Word for word, write the records out again, but omit each picture.
____ Data for processing
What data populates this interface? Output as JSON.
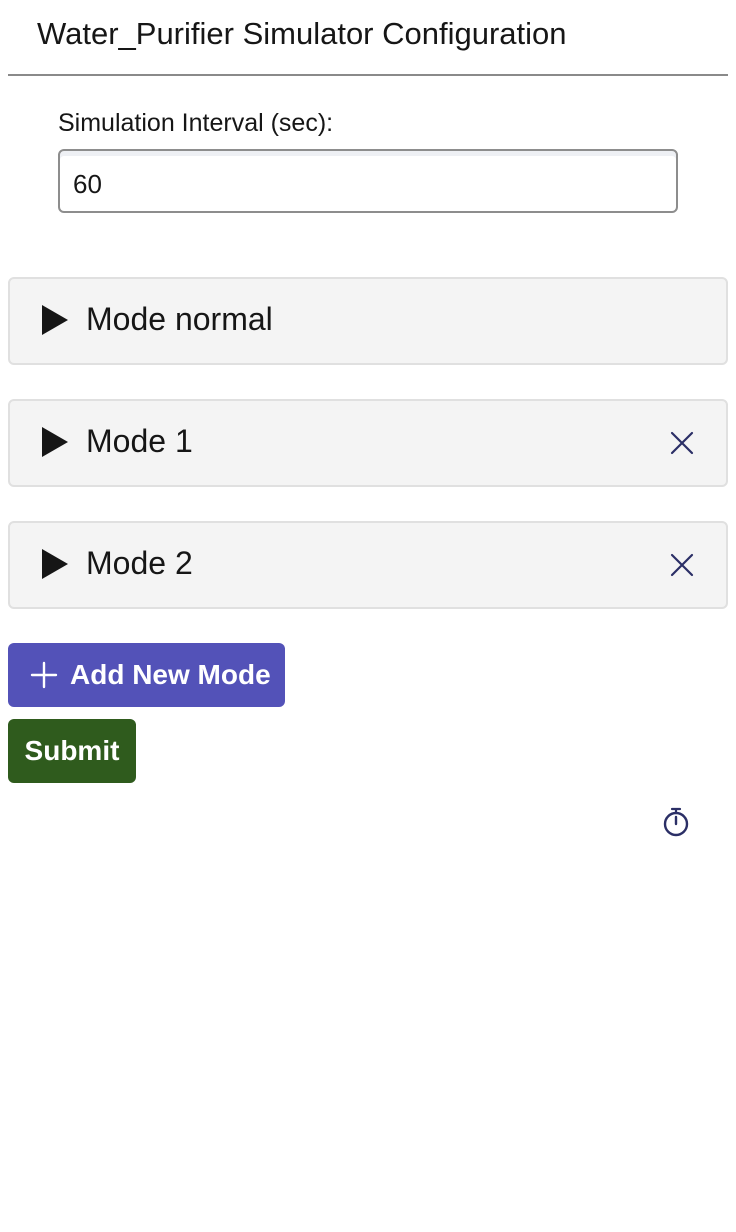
{
  "header": {
    "title": "Water_Purifier Simulator Configuration"
  },
  "interval": {
    "label": "Simulation Interval (sec):",
    "value": "60"
  },
  "modes": [
    {
      "label": "Mode normal",
      "removable": false
    },
    {
      "label": "Mode 1",
      "removable": true
    },
    {
      "label": "Mode 2",
      "removable": true
    }
  ],
  "actions": {
    "add_mode_label": "Add New Mode",
    "submit_label": "Submit"
  },
  "colors": {
    "add_button": "#5352b8",
    "submit_button": "#2f5b1d",
    "close_icon": "#2b2f66",
    "timer_icon": "#2b2f66"
  },
  "icons": {
    "expand": "caret-right-icon",
    "remove": "close-icon",
    "add": "plus-icon",
    "timer": "stopwatch-icon"
  }
}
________
▶ Final answer:
What data populates this interface? Output as JSON.
{
  "header": {
    "title": "Water_Purifier Simulator Configuration"
  },
  "interval": {
    "label": "Simulation Interval (sec):",
    "value": "60"
  },
  "modes": [
    {
      "label": "Mode normal",
      "removable": false
    },
    {
      "label": "Mode 1",
      "removable": true
    },
    {
      "label": "Mode 2",
      "removable": true
    }
  ],
  "actions": {
    "add_mode_label": "Add New Mode",
    "submit_label": "Submit"
  },
  "colors": {
    "add_button": "#5352b8",
    "submit_button": "#2f5b1d",
    "close_icon": "#2b2f66",
    "timer_icon": "#2b2f66"
  },
  "icons": {
    "expand": "caret-right-icon",
    "remove": "close-icon",
    "add": "plus-icon",
    "timer": "stopwatch-icon"
  }
}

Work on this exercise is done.